● TASK
If a line in the records below holds the word "Turnover", copy it.

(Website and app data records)
++++++++
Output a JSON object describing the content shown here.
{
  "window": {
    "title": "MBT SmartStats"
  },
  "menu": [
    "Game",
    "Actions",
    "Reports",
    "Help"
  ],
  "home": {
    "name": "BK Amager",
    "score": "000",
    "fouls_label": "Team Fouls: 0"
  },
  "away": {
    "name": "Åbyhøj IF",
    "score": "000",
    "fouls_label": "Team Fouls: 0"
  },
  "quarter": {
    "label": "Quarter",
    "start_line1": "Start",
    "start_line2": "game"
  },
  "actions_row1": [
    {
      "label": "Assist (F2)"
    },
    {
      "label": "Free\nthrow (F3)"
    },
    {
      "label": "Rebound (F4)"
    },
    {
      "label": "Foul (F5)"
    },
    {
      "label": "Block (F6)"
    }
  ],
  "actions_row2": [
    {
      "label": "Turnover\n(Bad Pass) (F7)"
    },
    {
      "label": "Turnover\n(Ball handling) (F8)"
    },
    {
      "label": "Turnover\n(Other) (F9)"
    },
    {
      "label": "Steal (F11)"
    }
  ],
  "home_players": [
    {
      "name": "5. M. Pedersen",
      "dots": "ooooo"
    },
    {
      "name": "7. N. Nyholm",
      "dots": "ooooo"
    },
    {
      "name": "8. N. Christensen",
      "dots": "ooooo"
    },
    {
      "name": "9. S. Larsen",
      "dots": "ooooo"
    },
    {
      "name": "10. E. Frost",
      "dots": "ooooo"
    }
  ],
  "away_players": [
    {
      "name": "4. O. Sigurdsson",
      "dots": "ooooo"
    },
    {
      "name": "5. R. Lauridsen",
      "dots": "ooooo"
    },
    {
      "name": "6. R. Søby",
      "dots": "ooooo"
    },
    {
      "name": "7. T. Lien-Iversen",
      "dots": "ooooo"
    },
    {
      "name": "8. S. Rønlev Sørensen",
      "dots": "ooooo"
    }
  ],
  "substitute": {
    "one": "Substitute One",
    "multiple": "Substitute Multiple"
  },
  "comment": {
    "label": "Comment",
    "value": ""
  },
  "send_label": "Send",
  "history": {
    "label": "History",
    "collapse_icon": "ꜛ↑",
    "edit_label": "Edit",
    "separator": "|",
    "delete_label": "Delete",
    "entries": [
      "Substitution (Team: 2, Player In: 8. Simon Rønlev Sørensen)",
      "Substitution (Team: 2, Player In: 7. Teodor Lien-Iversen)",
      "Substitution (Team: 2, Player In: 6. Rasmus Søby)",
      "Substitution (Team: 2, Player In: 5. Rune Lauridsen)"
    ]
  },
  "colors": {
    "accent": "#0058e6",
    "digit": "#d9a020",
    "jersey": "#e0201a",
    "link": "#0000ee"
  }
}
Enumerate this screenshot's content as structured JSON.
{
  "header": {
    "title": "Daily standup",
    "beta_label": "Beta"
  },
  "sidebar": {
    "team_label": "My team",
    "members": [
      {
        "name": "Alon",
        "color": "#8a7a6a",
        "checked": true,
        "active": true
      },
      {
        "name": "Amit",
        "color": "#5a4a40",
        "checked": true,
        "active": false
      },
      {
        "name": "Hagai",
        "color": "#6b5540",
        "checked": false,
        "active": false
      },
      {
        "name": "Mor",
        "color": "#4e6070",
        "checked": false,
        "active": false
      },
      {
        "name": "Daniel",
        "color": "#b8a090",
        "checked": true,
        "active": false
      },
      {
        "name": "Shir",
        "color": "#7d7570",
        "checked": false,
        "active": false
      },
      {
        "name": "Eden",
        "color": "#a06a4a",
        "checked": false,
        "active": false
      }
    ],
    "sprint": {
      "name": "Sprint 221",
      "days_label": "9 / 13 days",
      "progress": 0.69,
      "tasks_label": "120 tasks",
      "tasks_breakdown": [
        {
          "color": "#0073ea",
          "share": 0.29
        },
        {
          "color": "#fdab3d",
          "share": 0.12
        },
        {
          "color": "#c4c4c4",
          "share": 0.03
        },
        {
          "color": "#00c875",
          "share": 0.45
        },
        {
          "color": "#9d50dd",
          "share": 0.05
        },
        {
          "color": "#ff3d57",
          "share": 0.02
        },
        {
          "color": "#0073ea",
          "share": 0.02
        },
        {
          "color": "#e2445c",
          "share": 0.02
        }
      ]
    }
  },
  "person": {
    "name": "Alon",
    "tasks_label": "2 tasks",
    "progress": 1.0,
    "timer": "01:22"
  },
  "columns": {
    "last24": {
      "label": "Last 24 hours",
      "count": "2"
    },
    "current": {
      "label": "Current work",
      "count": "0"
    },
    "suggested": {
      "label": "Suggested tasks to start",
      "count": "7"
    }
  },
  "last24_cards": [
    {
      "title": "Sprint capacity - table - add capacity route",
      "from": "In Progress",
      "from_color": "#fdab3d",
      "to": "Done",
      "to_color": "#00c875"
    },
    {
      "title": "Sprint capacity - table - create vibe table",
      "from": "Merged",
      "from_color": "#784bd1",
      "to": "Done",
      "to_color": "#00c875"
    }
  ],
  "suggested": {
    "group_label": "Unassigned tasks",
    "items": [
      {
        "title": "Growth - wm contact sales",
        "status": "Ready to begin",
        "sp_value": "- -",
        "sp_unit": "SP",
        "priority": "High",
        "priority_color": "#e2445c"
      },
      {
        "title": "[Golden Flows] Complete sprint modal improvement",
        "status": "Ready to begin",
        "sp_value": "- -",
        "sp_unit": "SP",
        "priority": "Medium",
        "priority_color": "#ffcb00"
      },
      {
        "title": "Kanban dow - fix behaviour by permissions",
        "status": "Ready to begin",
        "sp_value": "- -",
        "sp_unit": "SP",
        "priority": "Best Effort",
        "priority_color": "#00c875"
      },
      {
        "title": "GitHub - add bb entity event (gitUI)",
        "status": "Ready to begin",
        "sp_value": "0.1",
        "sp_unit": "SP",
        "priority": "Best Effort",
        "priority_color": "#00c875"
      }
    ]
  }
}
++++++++
● SOLUTION TO THIS TASK
      "label": "Turnover\n(Bad Pass) (F7)"
      "label": "Turnover\n(Ball handling) (F8)"
      "label": "Turnover\n(Other) (F9)"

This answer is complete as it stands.